- Opening Delimiter -

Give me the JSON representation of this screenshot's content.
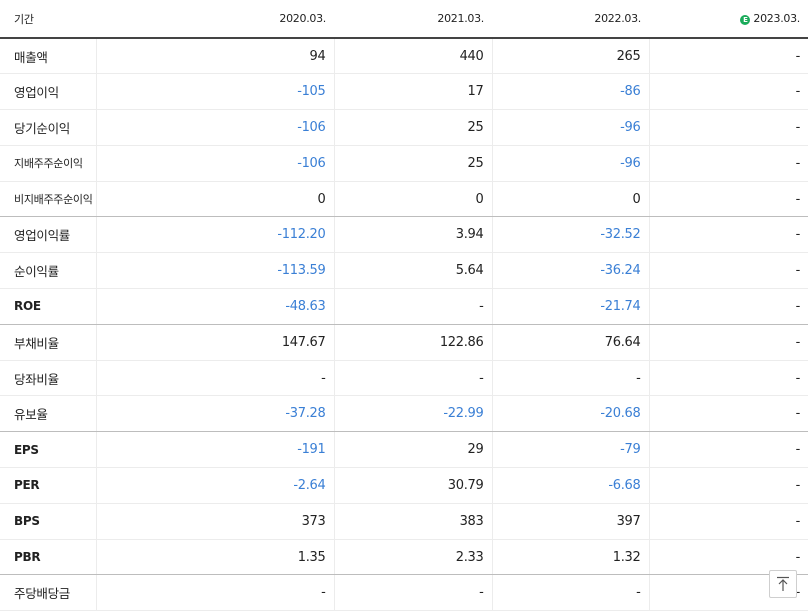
{
  "header": {
    "label": "기간",
    "columns": [
      "2020.03.",
      "2021.03.",
      "2022.03.",
      "2023.03."
    ],
    "estimate_badge": "E",
    "estimate_column": 3
  },
  "rows": [
    {
      "label": "매출액",
      "values": [
        "94",
        "440",
        "265",
        "-"
      ]
    },
    {
      "label": "영업이익",
      "values": [
        "-105",
        "17",
        "-86",
        "-"
      ]
    },
    {
      "label": "당기순이익",
      "values": [
        "-106",
        "25",
        "-96",
        "-"
      ]
    },
    {
      "label": "지배주주순이익",
      "values": [
        "-106",
        "25",
        "-96",
        "-"
      ]
    },
    {
      "label": "비지배주주순이익",
      "values": [
        "0",
        "0",
        "0",
        "-"
      ]
    },
    {
      "label": "영업이익률",
      "values": [
        "-112.20",
        "3.94",
        "-32.52",
        "-"
      ]
    },
    {
      "label": "순이익률",
      "values": [
        "-113.59",
        "5.64",
        "-36.24",
        "-"
      ]
    },
    {
      "label": "ROE",
      "values": [
        "-48.63",
        "-",
        "-21.74",
        "-"
      ]
    },
    {
      "label": "부채비율",
      "values": [
        "147.67",
        "122.86",
        "76.64",
        "-"
      ]
    },
    {
      "label": "당좌비율",
      "values": [
        "-",
        "-",
        "-",
        "-"
      ]
    },
    {
      "label": "유보율",
      "values": [
        "-37.28",
        "-22.99",
        "-20.68",
        "-"
      ]
    },
    {
      "label": "EPS",
      "values": [
        "-191",
        "29",
        "-79",
        "-"
      ]
    },
    {
      "label": "PER",
      "values": [
        "-2.64",
        "30.79",
        "-6.68",
        "-"
      ]
    },
    {
      "label": "BPS",
      "values": [
        "373",
        "383",
        "397",
        "-"
      ]
    },
    {
      "label": "PBR",
      "values": [
        "1.35",
        "2.33",
        "1.32",
        "-"
      ]
    },
    {
      "label": "주당배당금",
      "values": [
        "-",
        "-",
        "-",
        "-"
      ]
    }
  ],
  "colors": {
    "negative": "#3a7fd5",
    "estimate_badge": "#1aab5a"
  },
  "icons": {
    "scroll_top": "arrow-up-to-top-icon"
  }
}
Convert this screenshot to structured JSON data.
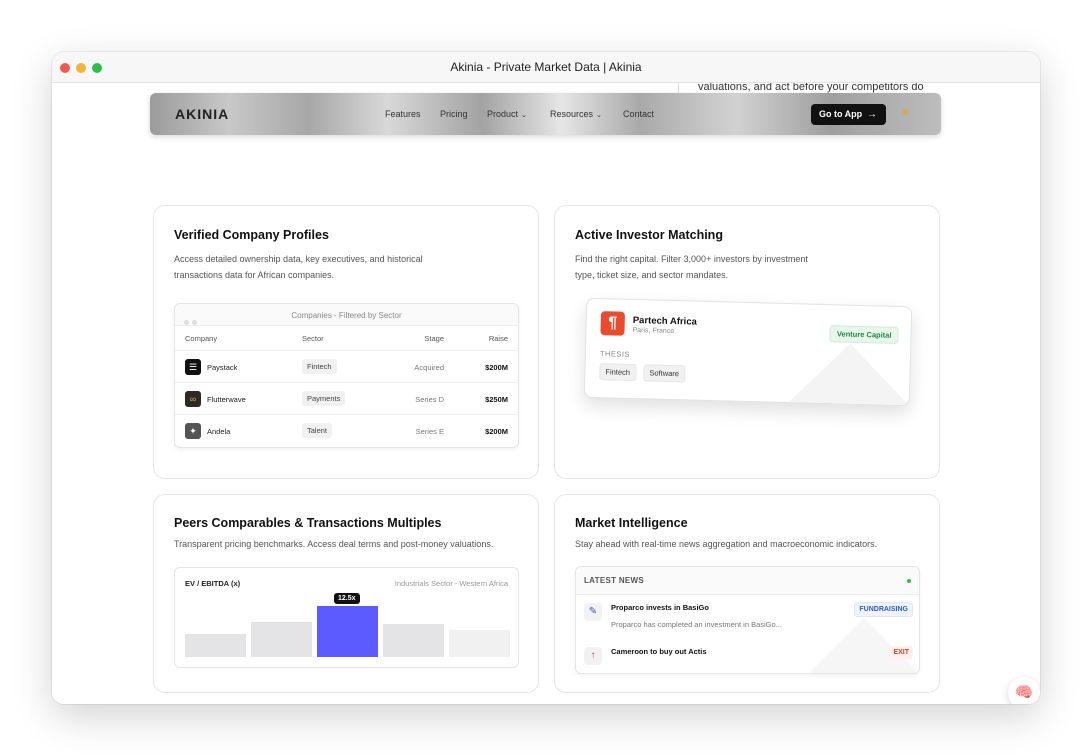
{
  "window": {
    "title": "Akinia - Private Market Data | Akinia"
  },
  "hero": {
    "fragment": "valuations, and act before your competitors do"
  },
  "nav": {
    "logo": "AKINIA",
    "links": [
      "Features",
      "Pricing",
      "Product",
      "Resources",
      "Contact"
    ],
    "cta": "Go to App"
  },
  "cards": {
    "profiles": {
      "title": "Verified Company Profiles",
      "desc": "Access detailed ownership data, key executives, and historical transactions data for African companies.",
      "table": {
        "title": "Companies - Filtered by Sector",
        "columns": [
          "Company",
          "Sector",
          "Stage",
          "Raise"
        ],
        "rows": [
          {
            "company": "Paystack",
            "sector": "Fintech",
            "stage": "Acquired",
            "raise": "$200M"
          },
          {
            "company": "Flutterwave",
            "sector": "Payments",
            "stage": "Series D",
            "raise": "$250M"
          },
          {
            "company": "Andela",
            "sector": "Talent",
            "stage": "Series E",
            "raise": "$200M"
          }
        ]
      }
    },
    "investor": {
      "title": "Active Investor Matching",
      "desc": "Find the right capital. Filter 3,000+ investors by investment type, ticket size, and sector mandates.",
      "investor_card": {
        "name": "Partech Africa",
        "location": "Paris, France",
        "badge": "Venture Capital",
        "thesis_label": "THESIS",
        "tags": [
          "Fintech",
          "Software"
        ]
      }
    },
    "peers": {
      "title": "Peers Comparables & Transactions Multiples",
      "desc": "Transparent pricing benchmarks. Access deal terms and post-money valuations.",
      "chart": {
        "label": "EV / EBITDA (x)",
        "sector": "Industrials Sector - Western Africa",
        "highlight_label": "12.5x",
        "bars": [
          0.3,
          0.45,
          0.65,
          0.42,
          0.35
        ],
        "highlight_index": 2
      }
    },
    "market": {
      "title": "Market Intelligence",
      "desc": "Stay ahead with real-time news aggregation and macroeconomic indicators.",
      "news": {
        "header": "LATEST NEWS",
        "items": [
          {
            "title": "Proparco invests in BasiGo",
            "sub": "Proparco has completed an investment in BasiGo...",
            "badge": "FUNDRAISING",
            "icon": "pen-icon"
          },
          {
            "title": "Cameroon to buy out Actis",
            "sub": "",
            "badge": "EXIT",
            "icon": "arrow-up-icon"
          }
        ]
      }
    }
  },
  "colors": {
    "accent": "#5b5bff",
    "green": "#1e8b46",
    "blue": "#2c5bd8",
    "red": "#d9411e"
  }
}
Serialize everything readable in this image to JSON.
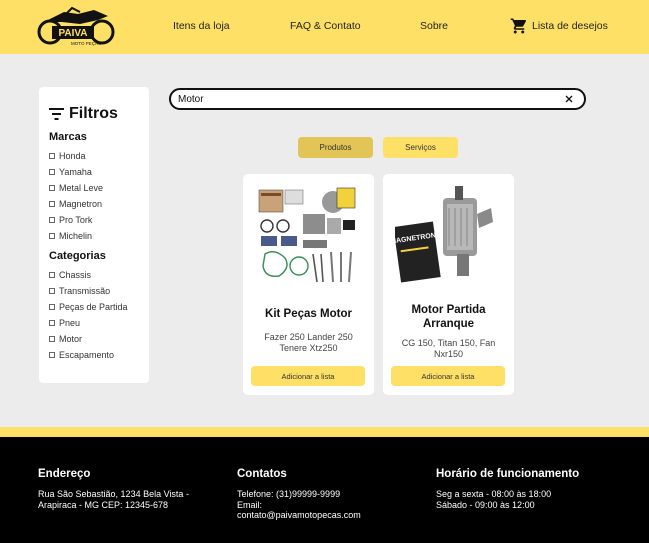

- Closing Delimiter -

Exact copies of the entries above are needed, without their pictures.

Give me the JSON representation of this screenshot's content.
{
  "header": {
    "label": "기간",
    "columns": [
      "2020.03.",
      "2021.03.",
      "2022.03.",
      "2023.03."
    ],
    "estimate_badge": "E",
    "estimate_column": 3
  },
  "rows": [
    {
      "label": "매출액",
      "values": [
        "94",
        "440",
        "265",
        "-"
      ]
    },
    {
      "label": "영업이익",
      "values": [
        "-105",
        "17",
        "-86",
        "-"
      ]
    },
    {
      "label": "당기순이익",
      "values": [
        "-106",
        "25",
        "-96",
        "-"
      ]
    },
    {
      "label": "지배주주순이익",
      "values": [
        "-106",
        "25",
        "-96",
        "-"
      ]
    },
    {
      "label": "비지배주주순이익",
      "values": [
        "0",
        "0",
        "0",
        "-"
      ]
    },
    {
      "label": "영업이익률",
      "values": [
        "-112.20",
        "3.94",
        "-32.52",
        "-"
      ]
    },
    {
      "label": "순이익률",
      "values": [
        "-113.59",
        "5.64",
        "-36.24",
        "-"
      ]
    },
    {
      "label": "ROE",
      "values": [
        "-48.63",
        "-",
        "-21.74",
        "-"
      ]
    },
    {
      "label": "부채비율",
      "values": [
        "147.67",
        "122.86",
        "76.64",
        "-"
      ]
    },
    {
      "label": "당좌비율",
      "values": [
        "-",
        "-",
        "-",
        "-"
      ]
    },
    {
      "label": "유보율",
      "values": [
        "-37.28",
        "-22.99",
        "-20.68",
        "-"
      ]
    },
    {
      "label": "EPS",
      "values": [
        "-191",
        "29",
        "-79",
        "-"
      ]
    },
    {
      "label": "PER",
      "values": [
        "-2.64",
        "30.79",
        "-6.68",
        "-"
      ]
    },
    {
      "label": "BPS",
      "values": [
        "373",
        "383",
        "397",
        "-"
      ]
    },
    {
      "label": "PBR",
      "values": [
        "1.35",
        "2.33",
        "1.32",
        "-"
      ]
    },
    {
      "label": "주당배당금",
      "values": [
        "-",
        "-",
        "-",
        "-"
      ]
    }
  ],
  "colors": {
    "negative": "#3a7fd5",
    "estimate_badge": "#1aab5a"
  },
  "icons": {
    "scroll_top": "arrow-up-to-top-icon"
  }
}
Convert this screenshot to structured JSON data.
{
  "window": {
    "title": "Akinia - Private Market Data | Akinia"
  },
  "hero": {
    "fragment": "valuations, and act before your competitors do"
  },
  "nav": {
    "logo": "AKINIA",
    "links": [
      "Features",
      "Pricing",
      "Product",
      "Resources",
      "Contact"
    ],
    "cta": "Go to App"
  },
  "cards": {
    "profiles": {
      "title": "Verified Company Profiles",
      "desc": "Access detailed ownership data, key executives, and historical transactions data for African companies.",
      "table": {
        "title": "Companies - Filtered by Sector",
        "columns": [
          "Company",
          "Sector",
          "Stage",
          "Raise"
        ],
        "rows": [
          {
            "company": "Paystack",
            "sector": "Fintech",
            "stage": "Acquired",
            "raise": "$200M"
          },
          {
            "company": "Flutterwave",
            "sector": "Payments",
            "stage": "Series D",
            "raise": "$250M"
          },
          {
            "company": "Andela",
            "sector": "Talent",
            "stage": "Series E",
            "raise": "$200M"
          }
        ]
      }
    },
    "investor": {
      "title": "Active Investor Matching",
      "desc": "Find the right capital. Filter 3,000+ investors by investment type, ticket size, and sector mandates.",
      "investor_card": {
        "name": "Partech Africa",
        "location": "Paris, France",
        "badge": "Venture Capital",
        "thesis_label": "THESIS",
        "tags": [
          "Fintech",
          "Software"
        ]
      }
    },
    "peers": {
      "title": "Peers Comparables & Transactions Multiples",
      "desc": "Transparent pricing benchmarks. Access deal terms and post-money valuations.",
      "chart": {
        "label": "EV / EBITDA (x)",
        "sector": "Industrials Sector - Western Africa",
        "highlight_label": "12.5x",
        "bars": [
          0.3,
          0.45,
          0.65,
          0.42,
          0.35
        ],
        "highlight_index": 2
      }
    },
    "market": {
      "title": "Market Intelligence",
      "desc": "Stay ahead with real-time news aggregation and macroeconomic indicators.",
      "news": {
        "header": "LATEST NEWS",
        "items": [
          {
            "title": "Proparco invests in BasiGo",
            "sub": "Proparco has completed an investment in BasiGo...",
            "badge": "FUNDRAISING",
            "icon": "pen-icon"
          },
          {
            "title": "Cameroon to buy out Actis",
            "sub": "",
            "badge": "EXIT",
            "icon": "arrow-up-icon"
          }
        ]
      }
    }
  },
  "colors": {
    "accent": "#5b5bff",
    "green": "#1e8b46",
    "blue": "#2c5bd8",
    "red": "#d9411e"
  }
}
Serialize everything readable in this image to JSON.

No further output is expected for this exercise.